A likely implementation of starting your Forester via MySubaru would likely mean:

  1. The user sends an HTTP Request to the MySubaru server, asking to start the vehicle. As a result, the user sees a spinning circle in the app.
  2. Assuming the user can make the request, the server publishes a message to an MQTT broker that instructs a subscriber to do some action. In this case “start”.
  3. Because the Forester is connected via a mobile hotspot, it is connected to the MQTT broker and subscribing to Actions from the server.
  4. Once the Subaru starts, it would publish a message to the broker, confirming that the action was completed.
  5. The MySubaru server is subscribing to a topic on the broker which vehicles will send their status.
  6. Finally, the spinner circle goes away as the result of the original HTTP Request in #1 is completed.

Next Steps with MQTT…

As you explore further into MQTT there are more advanced implementation details you will come across a few more topics: QoS, Security, and Retained Messages.

As each of these require their own deep dive to fully understand, they are out of the scope of this post.
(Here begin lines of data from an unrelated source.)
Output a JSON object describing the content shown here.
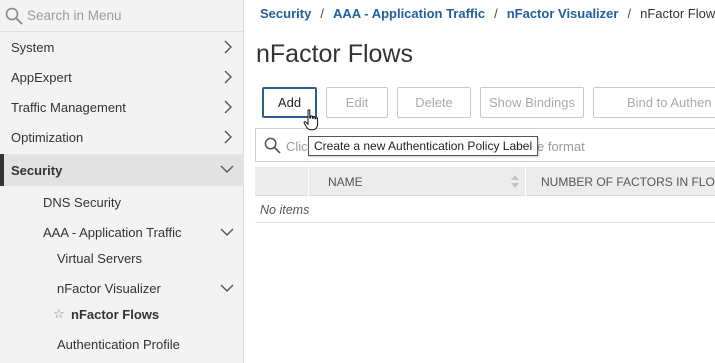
{
  "sidebar": {
    "search_placeholder": "Search in Menu",
    "items": [
      {
        "label": "System"
      },
      {
        "label": "AppExpert"
      },
      {
        "label": "Traffic Management"
      },
      {
        "label": "Optimization"
      },
      {
        "label": "Security"
      }
    ],
    "security_children": [
      {
        "label": "DNS Security"
      },
      {
        "label": "AAA - Application Traffic"
      },
      {
        "label": "Virtual Servers"
      },
      {
        "label": "nFactor Visualizer"
      },
      {
        "label": "nFactor Flows"
      },
      {
        "label": "Authentication Profile"
      }
    ]
  },
  "breadcrumb": {
    "items": [
      "Security",
      "AAA - Application Traffic",
      "nFactor Visualizer"
    ],
    "current": "nFactor Flows",
    "separator": "/"
  },
  "page": {
    "title": "nFactor Flows"
  },
  "toolbar": {
    "add": "Add",
    "edit": "Edit",
    "delete": "Delete",
    "show_bindings": "Show Bindings",
    "bind_to_authentication": "Bind to Authen"
  },
  "tooltip": "Create a new Authentication Policy Label",
  "search": {
    "placeholder_start": "Click",
    "placeholder_end": "e format"
  },
  "table": {
    "columns": [
      "NAME",
      "NUMBER OF FACTORS IN FLOW"
    ],
    "empty_text": "No items"
  },
  "colors": {
    "link": "#1f5f9c",
    "primary_border": "#2a5e8f",
    "sidebar_bg": "#f3f3f3"
  }
}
Check back soon for related posts that dig into each of these in detail.

To see an example of a temperature sensor that acts as an MQTT client to publish data that is subscribed by other systems, check out the source on Github and our detailed explanation of you can use the ESP32 & DHT11.